Something we could do, however, was drive to Potosi (4 hours over bad roads) to see the silver mines. We went inside the Casa Moneda to see how the Spanish robbed the gold and silver to spice the coffers of the Spanish king!



Tuesday, June 13, 2017

Peru - Arequipa and Puno

(Continuation of previous blogpost)

From Lima we flew to Arequipa, which is named the 'white town'. It is situated on 2000 meters of heigt and got its name from the lava stone (coming from the three volcanoes Misti, Pichupichu and Chachani which are all above 6000 m high). We were welcomed at the airport by our local guide Hilda who first brought us to our hotel (near the cozy Plaza de Armas) and afterwards took us on a guided tour of the town.


We saw the Santa Catalina convent - a town within a town, with streets and all - the cathedral and a Jezuiet convent. We lunched in a typical restaurant and tried a chicha, a drink made out of corn. In the afternoon we were supposed to have some free time, but Jan and we hired Hilda for another tour. We drove through the environs with a 4x4 jeep and gasped at the beauty of this region. The rocks showed many different colors and here and there we saw farmers on their fields. We made a stop at a place where only locals come to eat and tasted the biñelos, a sort of beignet with honey. It was so good we took a taxi back to the place at night and tried other specialities of the region.

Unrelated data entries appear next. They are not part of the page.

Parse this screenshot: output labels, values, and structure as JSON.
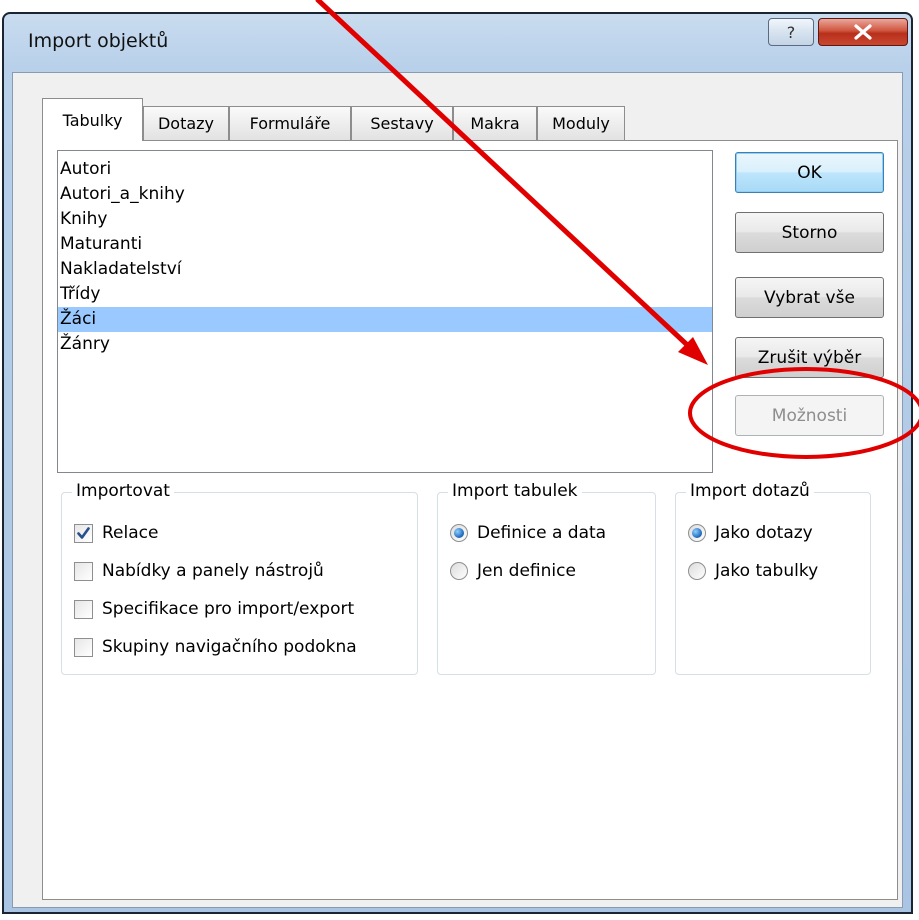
{
  "window": {
    "title": "Import objektů",
    "help_glyph": "?",
    "close_glyph": "x"
  },
  "tabs": [
    {
      "label": "Tabulky",
      "active": true
    },
    {
      "label": "Dotazy"
    },
    {
      "label": "Formuláře"
    },
    {
      "label": "Sestavy"
    },
    {
      "label": "Makra"
    },
    {
      "label": "Moduly"
    }
  ],
  "tables": {
    "items": [
      "Autori",
      "Autori_a_knihy",
      "Knihy",
      "Maturanti",
      "Nakladatelství",
      "Třídy",
      "Žáci",
      "Žánry"
    ],
    "selected": "Žáci"
  },
  "buttons": {
    "ok": "OK",
    "cancel": "Storno",
    "select_all": "Vybrat vše",
    "deselect": "Zrušit výběr",
    "options": "Možnosti"
  },
  "import_group": {
    "title": "Importovat",
    "options": [
      {
        "label": "Relace",
        "checked": true
      },
      {
        "label": "Nabídky a panely nástrojů",
        "checked": false
      },
      {
        "label": "Specifikace pro import/export",
        "checked": false
      },
      {
        "label": "Skupiny navigačního podokna",
        "checked": false
      }
    ]
  },
  "import_tables_group": {
    "title": "Import tabulek",
    "options": [
      {
        "label": "Definice a data",
        "selected": true
      },
      {
        "label": "Jen definice",
        "selected": false
      }
    ]
  },
  "import_queries_group": {
    "title": "Import dotazů",
    "options": [
      {
        "label": "Jako dotazy",
        "selected": true
      },
      {
        "label": "Jako tabulky",
        "selected": false
      }
    ]
  },
  "colors": {
    "selection": "#99c9ff",
    "annotation": "#e00000"
  }
}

The next morning we had to board a plane to Puno from Juliaca (the airport of Arequipa). We literally flew between the high peaks of the Andes! Due to a delay at the airport, it was rather late in the afternoon when we reached Puno and so we couldn't do the planned tour. Instead the three of us went to an Indo market, where we bought some local products.


The following day we did a boat trip on Lake Titicaca to visit the floating islands of the Uro indians (or better: from the Amaya, who are descendants from the Uro) and were invited to lunch there. In the afternoon we saw the Chullpas of Sillustani - old tombs of pre-Inca's - on the holy Umayo island. The old indian legend that entering the graveyard brings bad luck must carry some thruth after all, be because it was there my glasses broke!



Friday, June 9, 2017

Peru - Lima

A long time ago, in 1982, Chris and I traveled to Peru (and also to Bolivia). There already was some tourism at the time, but not mass tourism like today. At some places we were quite a sight to the locals! The source for these lines is my diary - I've been keeping one since I was 15 years young and it's a source of information by now.

We were with a small group of 6 persons: an elderly gay couple, a bachelor in his forties, a young guy from Antwerp and us. Needless to say we immediately bonded with Jan, the young guy! We shared many interests and could also laugh together. The air trip took us from Brussels to Paris (CDG) and then to Lima, with stops in Cayenne (French Guyana) and Manaus (Brazil). A long trip, but like always we slept well on the plane. That's something fortunate, as many people can't sleep on a plane. We always arrive well-rested.

The day after arrival we did a sightseeing tour of Lima. We first went to the Plaza de Armas, where we visited the cathedral. Then we saw a museum where the Inquisition had its tribunal. We could see some instruments of torture and also some underground prison cells. We passed by the Torre Tagle palace, one of the oldest colonial houses in Peru. Next we went to see the ceramic collection at the Larco Herrero museum. I especially liked the erotic ceramics! We luched at ‘Los Condes de San Isidoro’, an old hacienda. Full of original 16th century furniture, really impressive.





In the afternoon we went to the residential Miraflores parish, close to the Pacific, where we could spot some seals. We went in the month of August, which means it was summer for us, but winter in Peru. Even though, it still was 20° Celsius, which is not so bad to us. Later on followed a visit to the Oro de Peru museum where we could view pre-Inca relics. We drank something in our hotel and then with Jan went into town to have dinner. A pickpocket got hold of my golden earrings and since then I never wear expensive jewelry when traveling. Luckily grandma bought me new ones!




To be continued!